If you look carefully at “St. Marks Place,” the above painting by artist Lola Saenz inspired by the gas explosion on Second Avenue, you can see two faces, one screaming or gaping in astonishment, the other with its head quietly lowered. The painting encapsulates the shock and despair felt by East Villagers as they witnessed the sudden crisis that took two people’s lives.
As Saenz stood on a nearby rooftop looking down at the destruction, she felt herself immediately inspired and began the painting that same day. It’s not the first time Saenz, who has lived on East 12th Street for more than 20 years, has documented New Yorkers’ response to tragedy; September 11th was the inspiration for several of her paintings, and last week she found out two of them have been accepted to the 9/11 Memorial Museum.
Sáenz grew up in El Paso, Texas, and received a scholarship to an art college in Missouri but couldn’t attend because she lacked the funds to pay for her dorm. So she moved to Los Angeles, where she tried to attend art classes but realized she couldn’t work full time and keep up with her assignments. Undaunted, she continued to make art, and when she first visited New York in 1990, she found herself immediately inspired by the city. Three years later she moved into her East Village apartment — the neighborhood was a little different back in the early ’90s, she said. “It was a really, really tough neighborhood because a lot of drugs were being sold,” she said.

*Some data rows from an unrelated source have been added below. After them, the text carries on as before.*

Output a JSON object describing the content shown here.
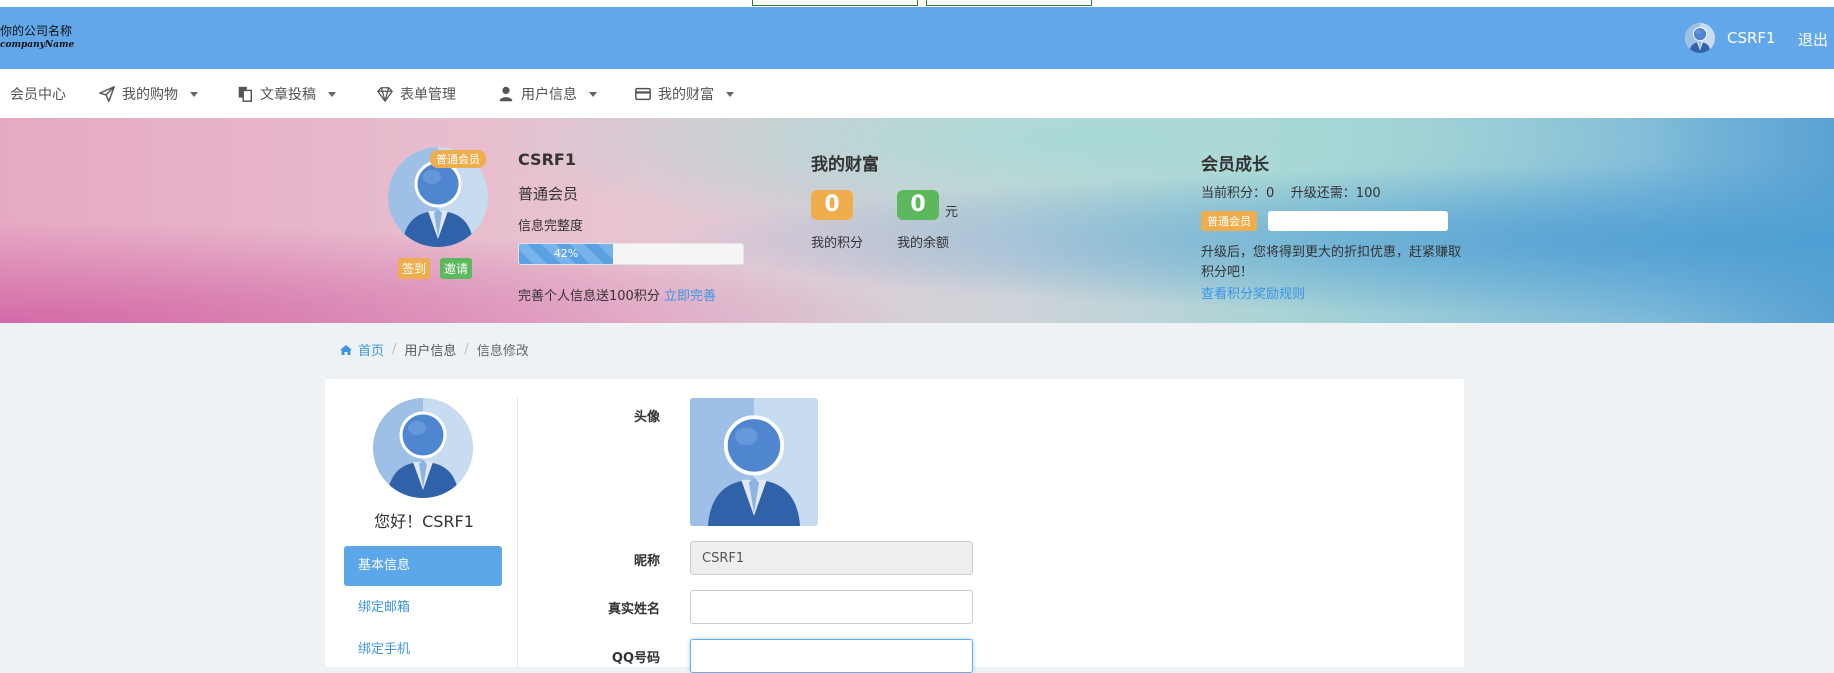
{
  "header": {
    "logo_line1": "你的公司名称",
    "logo_line2": "companyName",
    "username": "CSRF1",
    "logout": "退出"
  },
  "nav": {
    "items": [
      {
        "label": "会员中心",
        "icon": "",
        "has_caret": false
      },
      {
        "label": "我的购物",
        "icon": "paper-plane-icon",
        "has_caret": true
      },
      {
        "label": "文章投稿",
        "icon": "documents-icon",
        "has_caret": true
      },
      {
        "label": "表单管理",
        "icon": "diamond-icon",
        "has_caret": false
      },
      {
        "label": "用户信息",
        "icon": "user-icon",
        "has_caret": true
      },
      {
        "label": "我的财富",
        "icon": "credit-card-icon",
        "has_caret": true
      }
    ]
  },
  "banner": {
    "profile": {
      "name": "CSRF1",
      "level": "普通会员",
      "badge": "普通会员",
      "completeness_label": "信息完整度",
      "completeness_percent": 42,
      "completeness_text": "42%",
      "sign_in": "签到",
      "invite": "邀请",
      "tip": "完善个人信息送100积分",
      "tip_link": "立即完善"
    },
    "wealth": {
      "title": "我的财富",
      "points_value": "0",
      "points_label": "我的积分",
      "balance_value": "0",
      "balance_unit": "元",
      "balance_label": "我的余额"
    },
    "growth": {
      "title": "会员成长",
      "stats": "当前积分：0    升级还需：100",
      "badge": "普通会员",
      "text": "升级后，您将得到更大的折扣优惠，赶紧赚取积分吧！",
      "link": "查看积分奖励规则"
    }
  },
  "breadcrumb": {
    "home": "首页",
    "section": "用户信息",
    "current": "信息修改"
  },
  "sidebar": {
    "hello": "您好！CSRF1",
    "items": [
      {
        "label": "基本信息",
        "active": true
      },
      {
        "label": "绑定邮箱",
        "active": false
      },
      {
        "label": "绑定手机",
        "active": false
      }
    ]
  },
  "form": {
    "avatar_label": "头像",
    "nickname_label": "昵称",
    "nickname_value": "CSRF1",
    "realname_label": "真实姓名",
    "realname_value": "",
    "qq_label": "QQ号码",
    "qq_value": ""
  },
  "colors": {
    "header_bg": "#62a7ea",
    "accent": "#3b95e5",
    "orange": "#f0ad4e",
    "green": "#5cb85c"
  }
}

The first painting she sold in New York was “Los Dos Taxis,” a tribute to the old-style Manhattan taxi, which she sold to model and restauranteur B. Smith, who hung it in her iconic restaurant. Today Sáenz has work hanging in four museums, but she still describes herself as a struggling artist and makes ends meet with a part-time job at a local juice bar. “When I sell my prints and art, then I buy supplies. That’s when I can afford it,” she said.
Deeply affected by September 11th, Sáenz painted “911 Broken Heart” (now permanently on display at the New York Historical Society) within 24 hours after the buildings fell. She took the painting to Union Square, which had transformed into a gathering place where people erected memorials and displayed tributes to loved ones. She carried the painting to the park every day for several days and placed it in a corner, where it stood for hours while she walked around the square. It quickly became obvious that people were gravitating toward the piece. Jan Ramirez, curator for the 9/11 Memorial Museum, remembers it well.

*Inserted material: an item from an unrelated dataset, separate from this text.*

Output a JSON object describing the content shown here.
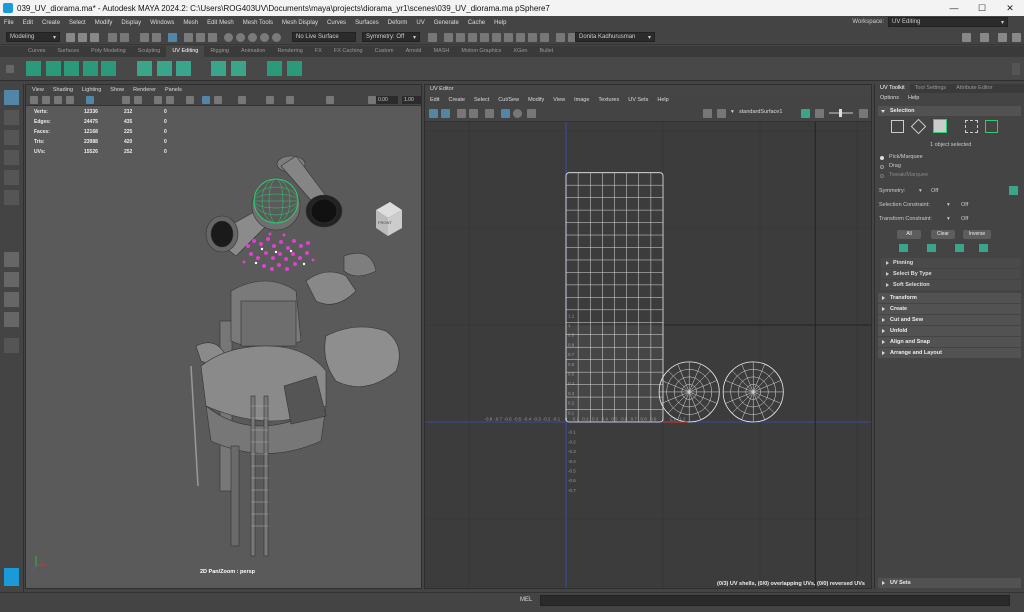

“Attached to the fencing was this angry red acrylic painting,” she said. “As photographers and videographers started converging to capture the mood of the crowd, very often you would see that piece. It was very striking.” Years later, as Saenz continued to process the tragedy, she created a pair of intricate black and white paintings called “Ground 0” and “Fallen Leaves,” which were recently accepted into the Memorial Museum.
“It was a beautiful September day that turned into what seemed a very bad dream,” Sáenz says in a statement explaining the paintings. “I saw the Twin Towers burn from my rooftop in my East Village apartment. Watching for days and months, I imagined that it was like a symphony of people dancing, flying, crying dying and burning into the ashes, and I felt the same! It was a universal feeling that lingered.”
Ramirez said it’s still too early to determine where and when the paintings will be displayed in the museum, but she believes they would work beautifully in a number of places where art will be displayed. “I think they’re really beautiful pieces — beautiful and awful at the same time,” she said. “It is the distillation of what she saw from her apartment looking down from her roof that day — the incomprehensible site of people falling. She in her mind wanted to not perpetuate the horror of that but really just kind of show that last few seconds of pure humanity where people are holding hands and trying to help each other.”
Sáenz said the view of the gas explosion from her friend’s Second Avenue rooftop brought back the same feelings. “It reminded me of how everything around 9/11 was barricaded, too, and the disruption of daily life,” she said. She was deeply affected by the disjointed feel of the neighborhood; for days after the buildings’ collapse pedestrians “couldn’t walk through the streets like normal people,” she said. “We had to walk in circles just to get from point A to B.”
Again she channeled her sadness into her work, and now “St. Marks Place,” the completed painting, hangs on her kitchen wall. She said she chose the title as a tribute to the iconic street because it was affected by the blast but isn’t represented in writing like 7th Street, Second Avenue and “Papas Fritas” (Pommes Frites). For now, she continues to work in the organized chaos of her tiny apartment studio, which is filled to the brim with art supplies, brightly colored knickknacks and photos of Marilyn Monroe.
Click through our slideshow to get a taste of her work.